Even a legally sound transaction may be viewed as legal abuse by tax authorities. Decision of the Supreme Administrative Court Ref. No. 6 Afs 376/2018

Schaffer News

The Supreme Administrative Court ruled in favour of tax authorities that applied - on the basis of tax inspection results - a tax adjustment for corporate income tax in the form of a withholding tax at a special tax rate of 15% of the value of profit distributions due to the failure to withhold and subsequently pay such tax.

Company A was established on the basis of its transformation by spin-off, with funds amounting to CZK 210 million allocated to the company as part of the transformation process. This newly established company was owned by its shareholders – individuals – who transferred their shares to Company B at a price of CZK 207 million shortly after the incorporation of Company A. Company B thus became the sole owner of Company A. However, Company B had no funds to pay the purchase price as of the transfer date; therefore, it decided to pay dividends from Company A on the basis of a resolution concerning the distribution of profits for the purpose of the purchase price settlement - on the same day it became the sole owner of Company A on the basis of a share transfer agreement. Since a conditional relationship of a parent company vs. subsidiary existed as of the dividend payment date in terms of the Income Tax Act, a scheme for an exemption from income tax accorded to dividend payments pursuant to Section 19(1)(ze)(1) of the Income Tax Act was used. Once additional conditions for the said tax exemption were met – i.e. adherence to a shareholding period of 12 months – Company A was wound up.

According to the competent tax authorities, such conduct was clearly calculated, carried out with a view to pay out company’s funds to its original shareholders while ensuring that such income is not subject to tax as opposed to other forms of payment of such funds to the original shareholders (e.g. a distribution of dividends subject to tax or payment of liquidation proceeds).
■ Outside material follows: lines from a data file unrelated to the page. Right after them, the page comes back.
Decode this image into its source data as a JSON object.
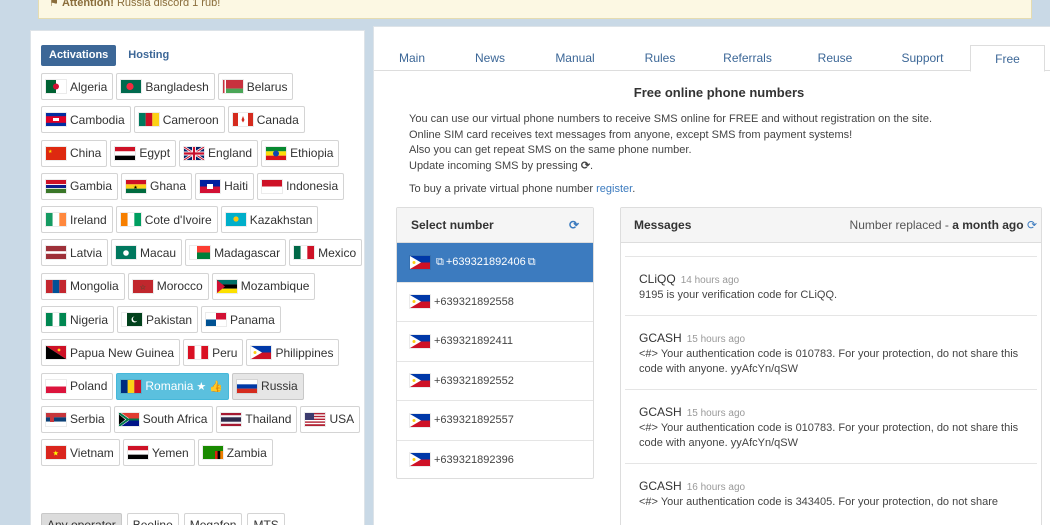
{
  "attention": {
    "label": "Attention!",
    "text": "Russia discord 1 rub!"
  },
  "left_tabs": [
    "Activations",
    "Hosting"
  ],
  "countries": [
    [
      {
        "name": "Algeria",
        "flag": "algeria"
      },
      {
        "name": "Bangladesh",
        "flag": "bangladesh"
      },
      {
        "name": "Belarus",
        "flag": "belarus"
      }
    ],
    [
      {
        "name": "Cambodia",
        "flag": "cambodia"
      },
      {
        "name": "Cameroon",
        "flag": "cameroon"
      },
      {
        "name": "Canada",
        "flag": "canada"
      }
    ],
    [
      {
        "name": "China",
        "flag": "china"
      },
      {
        "name": "Egypt",
        "flag": "egypt"
      },
      {
        "name": "England",
        "flag": "england"
      },
      {
        "name": "Ethiopia",
        "flag": "ethiopia"
      }
    ],
    [
      {
        "name": "Gambia",
        "flag": "gambia"
      },
      {
        "name": "Ghana",
        "flag": "ghana"
      },
      {
        "name": "Haiti",
        "flag": "haiti"
      },
      {
        "name": "Indonesia",
        "flag": "indonesia"
      }
    ],
    [
      {
        "name": "Ireland",
        "flag": "ireland"
      },
      {
        "name": "Cote d'Ivoire",
        "flag": "ivory"
      },
      {
        "name": "Kazakhstan",
        "flag": "kazakhstan"
      }
    ],
    [
      {
        "name": "Latvia",
        "flag": "latvia"
      },
      {
        "name": "Macau",
        "flag": "macau"
      },
      {
        "name": "Madagascar",
        "flag": "madagascar"
      },
      {
        "name": "Mexico",
        "flag": "mexico"
      }
    ],
    [
      {
        "name": "Mongolia",
        "flag": "mongolia"
      },
      {
        "name": "Morocco",
        "flag": "morocco"
      },
      {
        "name": "Mozambique",
        "flag": "mozambique"
      }
    ],
    [
      {
        "name": "Nigeria",
        "flag": "nigeria"
      },
      {
        "name": "Pakistan",
        "flag": "pakistan"
      },
      {
        "name": "Panama",
        "flag": "panama"
      }
    ],
    [
      {
        "name": "Papua New Guinea",
        "flag": "png"
      },
      {
        "name": "Peru",
        "flag": "peru"
      },
      {
        "name": "Philippines",
        "flag": "philippines"
      }
    ],
    [
      {
        "name": "Poland",
        "flag": "poland"
      },
      {
        "name": "Romania",
        "flag": "romania",
        "selected": true,
        "extra": "★ 👍"
      },
      {
        "name": "Russia",
        "flag": "russia",
        "highlight": true
      }
    ],
    [
      {
        "name": "Serbia",
        "flag": "serbia"
      },
      {
        "name": "South Africa",
        "flag": "southafrica"
      },
      {
        "name": "Thailand",
        "flag": "thailand"
      },
      {
        "name": "USA",
        "flag": "usa"
      }
    ],
    [
      {
        "name": "Vietnam",
        "flag": "vietnam"
      },
      {
        "name": "Yemen",
        "flag": "yemen"
      },
      {
        "name": "Zambia",
        "flag": "zambia"
      }
    ]
  ],
  "operators": [
    {
      "label": "Any operator",
      "active": true
    },
    {
      "label": "Beeline"
    },
    {
      "label": "Megafon"
    },
    {
      "label": "MTS"
    }
  ],
  "right_tabs": [
    "Main",
    "News",
    "Manual",
    "Rules",
    "Referrals",
    "Reuse",
    "Support",
    "Free"
  ],
  "active_right_tab": "Free",
  "title": "Free online phone numbers",
  "intro": [
    "You can use our virtual phone numbers to receive SMS online for FREE and without registration on the site.",
    "Online SIM card receives text messages from anyone, except SMS from payment systems!",
    "Also you can get repeat SMS on the same phone number.",
    "Update incoming SMS by pressing"
  ],
  "buy": {
    "text": "To buy a private virtual phone number ",
    "link": "register",
    "end": "."
  },
  "select": {
    "header": "Select number"
  },
  "numbers": [
    {
      "value": "+639321892406",
      "active": true
    },
    {
      "value": "+639321892558"
    },
    {
      "value": "+639321892411"
    },
    {
      "value": "+639321892552"
    },
    {
      "value": "+639321892557"
    },
    {
      "value": "+639321892396"
    }
  ],
  "messages_panel": {
    "header": "Messages",
    "replaced_prefix": "Number replaced - ",
    "replaced_when": "a month ago"
  },
  "messages": [
    {
      "sender": "CLiQQ",
      "time": "14 hours ago",
      "text": "9195 is your verification code for CLiQQ."
    },
    {
      "sender": "GCASH",
      "time": "15 hours ago",
      "text": "<#> Your authentication code is 010783. For your protection, do not share this code with anyone. yyAfcYn/qSW"
    },
    {
      "sender": "GCASH",
      "time": "15 hours ago",
      "text": "<#> Your authentication code is 010783. For your protection, do not share this code with anyone. yyAfcYn/qSW"
    },
    {
      "sender": "GCASH",
      "time": "16 hours ago",
      "text": "<#> Your authentication code is 343405. For your protection, do not share"
    }
  ]
}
Company B unsuccessfully argued during the court proceedings that the purpose of the separation of the financial funds and their allocation to a newly established company was a development project implementation; moreover, it failed to prove that several potential buyers expressed their interest in purchasing the shares. The facts that the shareholders agreed to the sale of their shares at a price lower compared to the value of the financial funds in Company A (i.e. they “were selling financial funds at a loss”), that all transactions took place on one day without any time gap, and that the shares had been purchased even though Company B was aware that it did not have the funds to effect such purchase, were also held against the company. Furthermore, the purchase price of the shares was subject to review as well, since the revenue of Company B has amounted to hundreds of thousands of Czech crowns in recent years and it did not make any economic sense for Company B to purchase the shares of a company, the only assets of which were in the form of financial funds that were subsequently transferred in order to pay the purchase price.

The Supreme Administrative Court focused on the economic rationality of executed transactions, concluding that where a transfer of shares in a company associated with subsequent profit distributions has no or negligible economic justification and is clearly aimed at obtaining a tax advantage, it contradicts the purpose, for which tax exemptions were introduced by law, also stating that it is an unambiguous legal abuse in the given case.